We Need A Change in Missionaries
We need a change. We need in change how we qualify missionaries. Let me be clear: the way we have prepared missionaries in the past is no longer useful.
Most of us are familiar with missionaries in America who have been sent to begin a new mission to “people like us.” Mostly, these are pastors, who have graduated from a four year post graduate school. They are very proficient in academics. Whether they have the ability to begin a new mission from scratch is debatable. In most cases that is not what they signed up for. Most, like me, went to seminary to be the leader of an existing church. Today we are seeing missionaries come to America from outside this country, and they come with different skill sets.
The Lord is giving the church in America an infusion of new spiritual strength: missionaries of strong faith and great courage. Missionaries like Kai Lee.
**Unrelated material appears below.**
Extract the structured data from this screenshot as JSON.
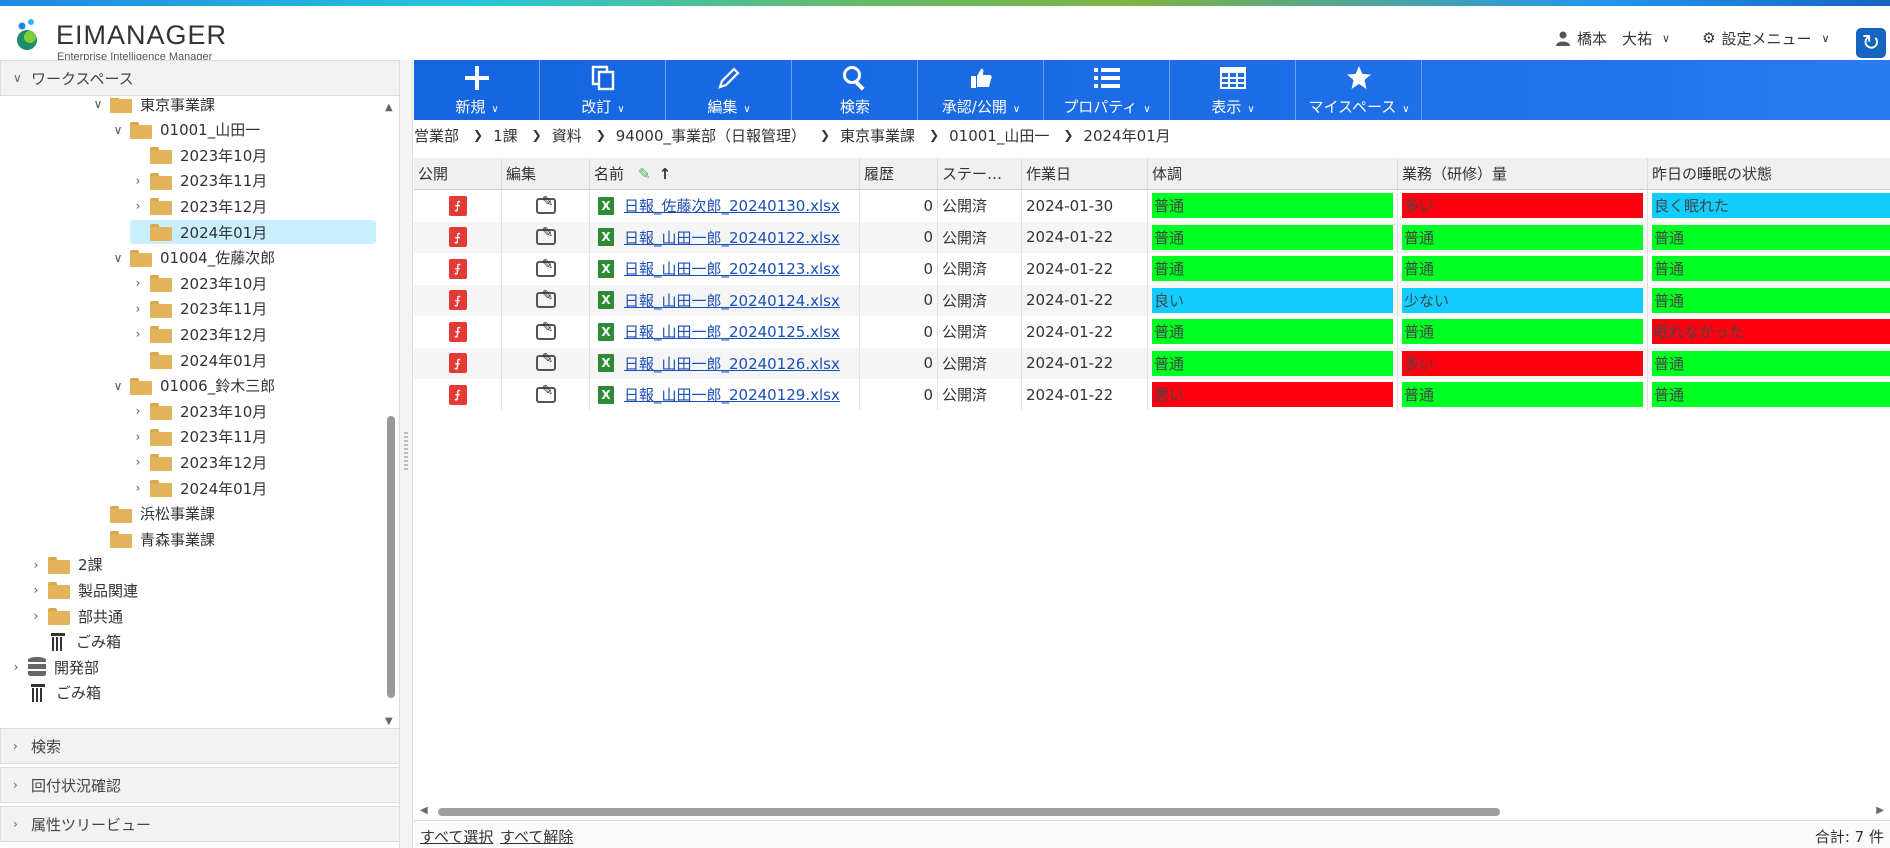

Kai Lee spent his early childhood in the mountain jungles of Laos. A member of the Hmong tribe, Khai’s family fought on the side of America in the Vietnam war. Many friends and family members died fighting for the United States. His older brother fought the Vietnamese Communists, and survived the war. For this reason Kai’s brother was allowed to immigrate to America, which enabled Kai and his mother to settle in Fresno, California.
After high school, the young refugee held several jobs, until he was hired by the US Postal Service – he has worked for the Post Office long enough that he is now ready to retire. But he will not stop working.
Kai Lee stayed at home, volunteered in his church, evangelizing the thousands of Hmong coming to the Fresno area. He studied theology via distance education. He completed the requirements to be ordained through the Ethnic Immigrant Institute of Theology at Concordia Seminary; he did not get an advanced degree; he is a bi-vocational missionary to America.
What is important is that Rev. Lee never left Fresno to go to a far away seminary for the typical four years. If he had left, he would have lost his job with the Post Office, and the mission he was leading would have folded. Instead, Kai Lee was able to stay in Fresno and complete the four year program.
The congregation worships one hundred on Sundays, This Easter he baptized ten new Christians. His church has Hmong, Laotian and other SE Asian members.
If you attend a traditional seminary you receive (mostly) generic preparation, to be the pastor of a church. That is how things are done in a Christian culturet. Seminary on a mission field is different. On a mission field local leaders need to be identified, formed and equipped for the culture of the people they will serve. I learned this from an African American congregation in Detroit, Michigan.
Years ago I was involved in helping a mainstream White congregation in the city sell its building. The once active congregation had dwindled to less than twenty five worshipers, not enough to afford the upkeep of the building. A growing African American congregation purchased the white church’s building. As I spoke with the pastor he told me he had a full time job at the Post Office. He explained to me something I had not known about Black churches.
New churches in the African American community generally were started by a Black pastor, not a denomination. The first thing the pastor of the planned church would do was to meet with each of the pastors already in ministry in the city, to ask for their advice, and support. Where was the best area to begin? What should they look out for? Would they be willing to encourage any of their members to join the new mission? Would they help fund the start up? Only those with the faith to take risks and the ability to start something new from scratch could do this.
Of course all the early Christian missionaries were bi-vocational. They had a calling that surpassed the need for a title or a regular salary. Kai Lee began the mission before he was ordained. He had been recognized by the people of Peace Lutheran in Fresno as someone who had the gifts necessary to begin a mission field. He was someone they were willing to support.
Have we professionalized the calling of “missionary” so much that we have excluded those whose academic ability may not be at a graduate level, but who have the ability to bring many to faith in Jesus? I think so. I think we need a change in the type of person we call to the mission field, and a change in how we prepare them for ministry. I also believe it is a change only some in the American Church are ready for.